At UC Davis, for instance, half or more of students wait-listed for religious studies, mathematics, and animal science and management were offered admission last year, a significant increase over 2019. Only 1 in 5 students was admitted into some of the most popular majors — managerial economics, computer science and psychology, for instance.
UC Riverside more than quadrupled the number of admission offers to waitlisted students for the College of Engineering last year but reduced the number of offers for School of Education applicants.
Emily Engelschall, UC Riverside admissions director, said waitlisted students should not submit letters of continued interest, a declaration to accept an admission offer or a pledge to defer enrollment for a year — actions commonly suggested by college consultants to boost admission chances — because the campus won’t consider them. But students accepting a waitlist offer may be allowed to write a 200-word statement on why they believe the campus in question is the right place for them.
At UC Santa Cruz, admissions director Michelle Whittingham said she wouldn’t even use waitlists if she didn’t have to. But enrollment prediction — a discipline that aims to meld the science of data analysis with the guesswork of anticipating teenage whims — can be dicey.

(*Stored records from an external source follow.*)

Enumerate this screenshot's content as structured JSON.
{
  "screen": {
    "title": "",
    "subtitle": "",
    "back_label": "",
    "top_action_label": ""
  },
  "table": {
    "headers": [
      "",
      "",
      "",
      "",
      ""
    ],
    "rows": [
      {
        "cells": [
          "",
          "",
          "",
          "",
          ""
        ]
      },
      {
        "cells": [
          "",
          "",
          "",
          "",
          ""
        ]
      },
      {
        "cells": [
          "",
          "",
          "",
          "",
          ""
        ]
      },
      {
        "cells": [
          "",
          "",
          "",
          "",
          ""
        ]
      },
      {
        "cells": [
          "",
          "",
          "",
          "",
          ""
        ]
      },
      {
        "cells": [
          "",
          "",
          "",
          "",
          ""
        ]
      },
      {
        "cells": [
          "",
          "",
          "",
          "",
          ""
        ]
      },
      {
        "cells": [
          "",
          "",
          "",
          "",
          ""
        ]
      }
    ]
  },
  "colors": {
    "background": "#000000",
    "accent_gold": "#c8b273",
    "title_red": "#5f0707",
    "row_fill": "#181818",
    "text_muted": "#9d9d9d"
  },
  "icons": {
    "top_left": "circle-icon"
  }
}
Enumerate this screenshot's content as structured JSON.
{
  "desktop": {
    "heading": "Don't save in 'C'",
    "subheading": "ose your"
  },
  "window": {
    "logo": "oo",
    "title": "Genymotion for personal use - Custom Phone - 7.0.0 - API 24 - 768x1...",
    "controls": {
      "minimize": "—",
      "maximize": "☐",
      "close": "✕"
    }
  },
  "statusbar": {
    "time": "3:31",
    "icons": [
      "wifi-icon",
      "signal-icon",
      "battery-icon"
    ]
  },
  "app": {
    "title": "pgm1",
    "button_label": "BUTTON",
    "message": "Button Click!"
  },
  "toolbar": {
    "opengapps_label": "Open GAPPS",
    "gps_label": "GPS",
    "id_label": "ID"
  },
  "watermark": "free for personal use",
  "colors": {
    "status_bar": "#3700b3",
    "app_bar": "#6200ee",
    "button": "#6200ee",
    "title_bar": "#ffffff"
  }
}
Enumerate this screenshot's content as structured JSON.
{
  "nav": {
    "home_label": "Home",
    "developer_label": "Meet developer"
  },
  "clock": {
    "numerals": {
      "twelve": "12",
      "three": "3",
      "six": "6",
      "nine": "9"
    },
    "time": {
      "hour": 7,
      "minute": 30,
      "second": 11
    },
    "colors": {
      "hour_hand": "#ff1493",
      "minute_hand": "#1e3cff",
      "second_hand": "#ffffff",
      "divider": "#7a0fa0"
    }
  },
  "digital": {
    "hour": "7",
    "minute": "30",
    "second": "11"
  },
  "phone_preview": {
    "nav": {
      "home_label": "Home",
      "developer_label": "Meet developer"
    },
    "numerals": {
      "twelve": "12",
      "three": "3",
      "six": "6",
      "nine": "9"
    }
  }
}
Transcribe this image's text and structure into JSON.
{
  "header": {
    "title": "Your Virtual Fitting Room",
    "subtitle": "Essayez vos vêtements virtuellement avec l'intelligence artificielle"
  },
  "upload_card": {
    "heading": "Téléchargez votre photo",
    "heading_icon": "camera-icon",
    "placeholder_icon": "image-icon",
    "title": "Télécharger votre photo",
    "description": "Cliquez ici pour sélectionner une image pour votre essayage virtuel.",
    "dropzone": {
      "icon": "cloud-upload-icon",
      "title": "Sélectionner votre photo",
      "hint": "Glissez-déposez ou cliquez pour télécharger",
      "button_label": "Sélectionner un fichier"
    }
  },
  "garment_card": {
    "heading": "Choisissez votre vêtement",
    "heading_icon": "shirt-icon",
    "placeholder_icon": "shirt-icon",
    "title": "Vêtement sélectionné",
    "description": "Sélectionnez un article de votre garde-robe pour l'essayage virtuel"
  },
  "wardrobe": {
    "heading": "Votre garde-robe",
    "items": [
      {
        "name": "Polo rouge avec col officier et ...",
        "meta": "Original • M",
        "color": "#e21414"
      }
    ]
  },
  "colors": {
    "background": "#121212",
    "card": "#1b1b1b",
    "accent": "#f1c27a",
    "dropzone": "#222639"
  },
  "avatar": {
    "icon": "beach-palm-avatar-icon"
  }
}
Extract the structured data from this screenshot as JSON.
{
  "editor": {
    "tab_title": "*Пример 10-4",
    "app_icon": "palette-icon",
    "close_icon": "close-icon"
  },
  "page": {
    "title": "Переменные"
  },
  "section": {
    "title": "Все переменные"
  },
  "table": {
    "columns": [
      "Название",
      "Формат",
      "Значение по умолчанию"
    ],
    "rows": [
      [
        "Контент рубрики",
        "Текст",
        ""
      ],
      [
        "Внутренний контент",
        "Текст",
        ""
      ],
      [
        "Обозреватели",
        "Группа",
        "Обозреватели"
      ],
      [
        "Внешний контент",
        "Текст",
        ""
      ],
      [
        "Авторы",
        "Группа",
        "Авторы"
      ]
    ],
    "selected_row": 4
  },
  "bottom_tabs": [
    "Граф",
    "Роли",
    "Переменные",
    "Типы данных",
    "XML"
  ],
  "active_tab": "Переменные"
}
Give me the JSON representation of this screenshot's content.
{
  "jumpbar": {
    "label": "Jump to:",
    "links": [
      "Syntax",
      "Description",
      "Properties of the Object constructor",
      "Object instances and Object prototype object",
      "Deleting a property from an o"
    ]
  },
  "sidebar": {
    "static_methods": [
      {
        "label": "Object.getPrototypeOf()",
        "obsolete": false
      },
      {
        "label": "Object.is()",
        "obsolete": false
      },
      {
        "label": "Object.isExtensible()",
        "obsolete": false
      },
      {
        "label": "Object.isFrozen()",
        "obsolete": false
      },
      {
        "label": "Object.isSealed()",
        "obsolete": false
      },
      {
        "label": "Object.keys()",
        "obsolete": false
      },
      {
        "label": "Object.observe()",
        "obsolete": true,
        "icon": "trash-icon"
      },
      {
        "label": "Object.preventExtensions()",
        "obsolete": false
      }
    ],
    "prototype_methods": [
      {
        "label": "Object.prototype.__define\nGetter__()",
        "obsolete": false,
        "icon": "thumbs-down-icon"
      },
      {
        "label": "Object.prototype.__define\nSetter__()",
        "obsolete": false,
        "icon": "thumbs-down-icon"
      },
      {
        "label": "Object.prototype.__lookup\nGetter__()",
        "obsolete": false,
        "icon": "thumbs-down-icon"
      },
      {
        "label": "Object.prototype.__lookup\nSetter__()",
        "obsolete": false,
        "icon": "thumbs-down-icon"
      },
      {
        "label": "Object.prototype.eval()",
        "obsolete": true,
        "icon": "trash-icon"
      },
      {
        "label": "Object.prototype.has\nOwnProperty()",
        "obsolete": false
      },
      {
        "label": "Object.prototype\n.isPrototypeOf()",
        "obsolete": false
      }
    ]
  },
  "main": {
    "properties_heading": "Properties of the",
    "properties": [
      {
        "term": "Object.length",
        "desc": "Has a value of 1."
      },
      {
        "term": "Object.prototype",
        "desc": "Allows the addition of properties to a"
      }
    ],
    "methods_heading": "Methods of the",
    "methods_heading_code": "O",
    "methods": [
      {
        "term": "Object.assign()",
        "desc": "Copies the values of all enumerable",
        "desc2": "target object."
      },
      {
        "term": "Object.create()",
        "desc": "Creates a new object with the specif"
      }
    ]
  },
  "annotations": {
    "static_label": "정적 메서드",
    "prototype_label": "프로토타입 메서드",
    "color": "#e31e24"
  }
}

Miscalculations have led to fiascos over the last several years at UC Irvine, UC Santa Cruz and Cal Poly San Luis Obispo, when hundreds more students accepted admission offers than anticipated. Admitting a conservative number of students and then filling the gaps with waitlists has proved to be a safer bet, if more emotionally fraught for applicants.
“Most important words for students to understand: We see you, we recognize your accomplishments, and we value you,” Whittingham said. “If our predictions of student behavior were 100% accurate and capacity never changed, we would not need waitlists. I fully recognize how hard it is for students and families. The advice is for them to keep their options open and to please be patient with the process.”
Anh Nguyen is willing to heed that advice. The Buena Park High senior, who emigrated from Vietnam at age 6 with no English language ability but now ranks near the top of her class with a 4.67 GPA, already has a great college option: a full ride to UC Irvine to major in biology. She’s committed there for now, but UCLA is her dream school. If she can get off the waitlist, she plans to switch.
So she continues to wait.
This story originally appeared in the Los Angeles Times, a Lookout content partner.